[Opening PROVIDED RECORDS section]

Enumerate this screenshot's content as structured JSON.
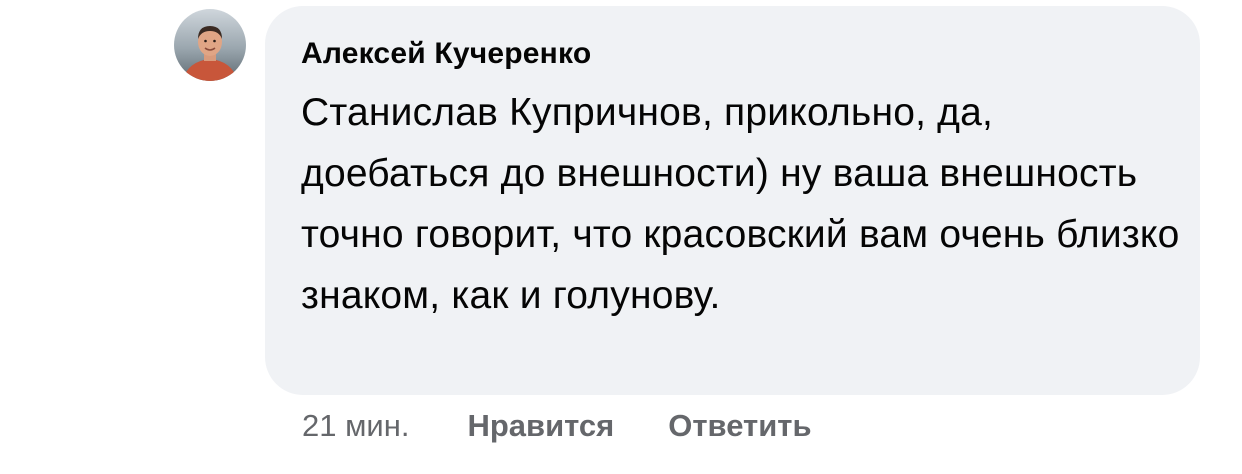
{
  "comment": {
    "author": "Алексей Кучеренко",
    "text": "Станислав Купричнов, прикольно, да, доебаться до внешности) ну ваша внешность точно говорит, что красовский вам очень близко знаком, как и голунову.",
    "time": "21 мин.",
    "like_label": "Нравится",
    "reply_label": "Ответить"
  },
  "colors": {
    "bubble_background": "#f0f2f5",
    "text": "#050505",
    "secondary_text": "#65676b"
  },
  "icons": {
    "avatar": "user-profile-photo"
  }
}
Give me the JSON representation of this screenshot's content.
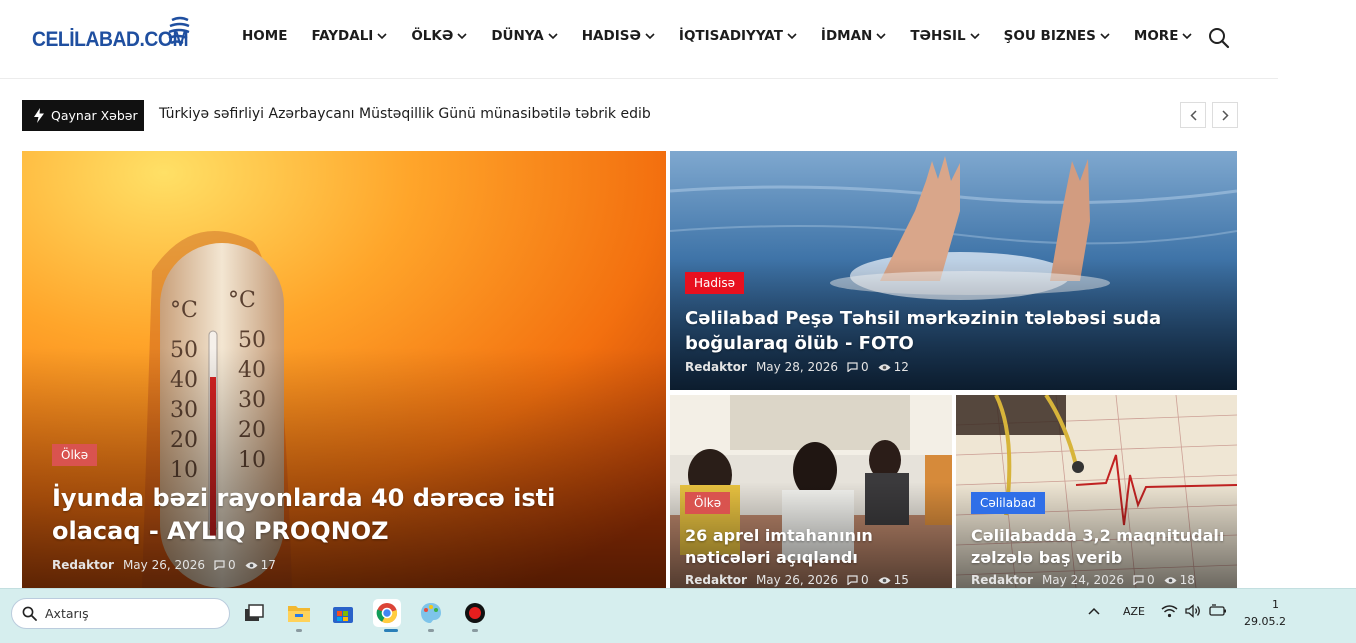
{
  "site": {
    "logo_text": "CELİLABAD.COM",
    "nav": [
      {
        "label": "HOME",
        "dropdown": false
      },
      {
        "label": "FAYDALI",
        "dropdown": true
      },
      {
        "label": "ÖLKƏ",
        "dropdown": true
      },
      {
        "label": "DÜNYA",
        "dropdown": true
      },
      {
        "label": "HADISƏ",
        "dropdown": true
      },
      {
        "label": "İQTISADIYYAT",
        "dropdown": true
      },
      {
        "label": "İDMAN",
        "dropdown": true
      },
      {
        "label": "TƏHSIL",
        "dropdown": true
      },
      {
        "label": "ŞOU BIZNES",
        "dropdown": true
      },
      {
        "label": "MORE",
        "dropdown": true
      }
    ]
  },
  "breaking": {
    "label": "Qaynar Xəbər",
    "headline": "Türkiyə səfirliyi Azərbaycanı Müstəqillik Günü münasibətilə təbrik edib"
  },
  "articles": [
    {
      "category": "Ölkə",
      "category_color": "#d9534f",
      "title": "İyunda bəzi rayonlarda 40 dərəcə isti olacaq - AYLIQ PROQNOZ",
      "author": "Redaktor",
      "date": "May 26, 2026",
      "comments": "0",
      "views": "17"
    },
    {
      "category": "Hadisə",
      "category_color": "#e8101e",
      "title": "Cəlilabad Peşə Təhsil mərkəzinin tələbəsi suda boğularaq ölüb - FOTO",
      "author": "Redaktor",
      "date": "May 28, 2026",
      "comments": "0",
      "views": "12"
    },
    {
      "category": "Ölkə",
      "category_color": "#d9534f",
      "title": "26 aprel imtahanının nəticələri açıqlandı",
      "author": "Redaktor",
      "date": "May 26, 2026",
      "comments": "0",
      "views": "15"
    },
    {
      "category": "Cəlilabad",
      "category_color": "#2f6fe8",
      "title": "Cəlilabadda 3,2 maqnitudalı zəlzələ baş verib",
      "author": "Redaktor",
      "date": "May 24, 2026",
      "comments": "0",
      "views": "18"
    }
  ],
  "taskbar": {
    "search_placeholder": "Axtarış",
    "apps": [
      "task-view-icon",
      "file-explorer-icon",
      "microsoft-store-icon",
      "chrome-icon",
      "paint-icon",
      "record-icon"
    ],
    "language": "AZE",
    "time": "1",
    "date": "29.05.2"
  }
}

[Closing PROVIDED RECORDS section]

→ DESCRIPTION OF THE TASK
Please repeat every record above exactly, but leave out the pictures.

→ SOLUTION TO THIS TASK
Enumerate this screenshot's content as structured JSON.
{
  "comment": {
    "author": "Алексей Кучеренко",
    "text": "Станислав Купричнов, прикольно, да, доебаться до внешности) ну ваша внешность точно говорит, что красовский вам очень близко знаком, как и голунову.",
    "time": "21 мин.",
    "like_label": "Нравится",
    "reply_label": "Ответить"
  },
  "colors": {
    "bubble_background": "#f0f2f5",
    "text": "#050505",
    "secondary_text": "#65676b"
  },
  "icons": {
    "avatar": "user-profile-photo"
  }
}
Give me the JSON representation of this screenshot's content.
{
  "site": {
    "logo_text": "CELİLABAD.COM",
    "nav": [
      {
        "label": "HOME",
        "dropdown": false
      },
      {
        "label": "FAYDALI",
        "dropdown": true
      },
      {
        "label": "ÖLKƏ",
        "dropdown": true
      },
      {
        "label": "DÜNYA",
        "dropdown": true
      },
      {
        "label": "HADISƏ",
        "dropdown": true
      },
      {
        "label": "İQTISADIYYAT",
        "dropdown": true
      },
      {
        "label": "İDMAN",
        "dropdown": true
      },
      {
        "label": "TƏHSIL",
        "dropdown": true
      },
      {
        "label": "ŞOU BIZNES",
        "dropdown": true
      },
      {
        "label": "MORE",
        "dropdown": true
      }
    ]
  },
  "breaking": {
    "label": "Qaynar Xəbər",
    "headline": "Türkiyə səfirliyi Azərbaycanı Müstəqillik Günü münasibətilə təbrik edib"
  },
  "articles": [
    {
      "category": "Ölkə",
      "category_color": "#d9534f",
      "title": "İyunda bəzi rayonlarda 40 dərəcə isti olacaq - AYLIQ PROQNOZ",
      "author": "Redaktor",
      "date": "May 26, 2026",
      "comments": "0",
      "views": "17"
    },
    {
      "category": "Hadisə",
      "category_color": "#e8101e",
      "title": "Cəlilabad Peşə Təhsil mərkəzinin tələbəsi suda boğularaq ölüb - FOTO",
      "author": "Redaktor",
      "date": "May 28, 2026",
      "comments": "0",
      "views": "12"
    },
    {
      "category": "Ölkə",
      "category_color": "#d9534f",
      "title": "26 aprel imtahanının nəticələri açıqlandı",
      "author": "Redaktor",
      "date": "May 26, 2026",
      "comments": "0",
      "views": "15"
    },
    {
      "category": "Cəlilabad",
      "category_color": "#2f6fe8",
      "title": "Cəlilabadda 3,2 maqnitudalı zəlzələ baş verib",
      "author": "Redaktor",
      "date": "May 24, 2026",
      "comments": "0",
      "views": "18"
    }
  ],
  "taskbar": {
    "search_placeholder": "Axtarış",
    "apps": [
      "task-view-icon",
      "file-explorer-icon",
      "microsoft-store-icon",
      "chrome-icon",
      "paint-icon",
      "record-icon"
    ],
    "language": "AZE",
    "time": "1",
    "date": "29.05.2"
  }
}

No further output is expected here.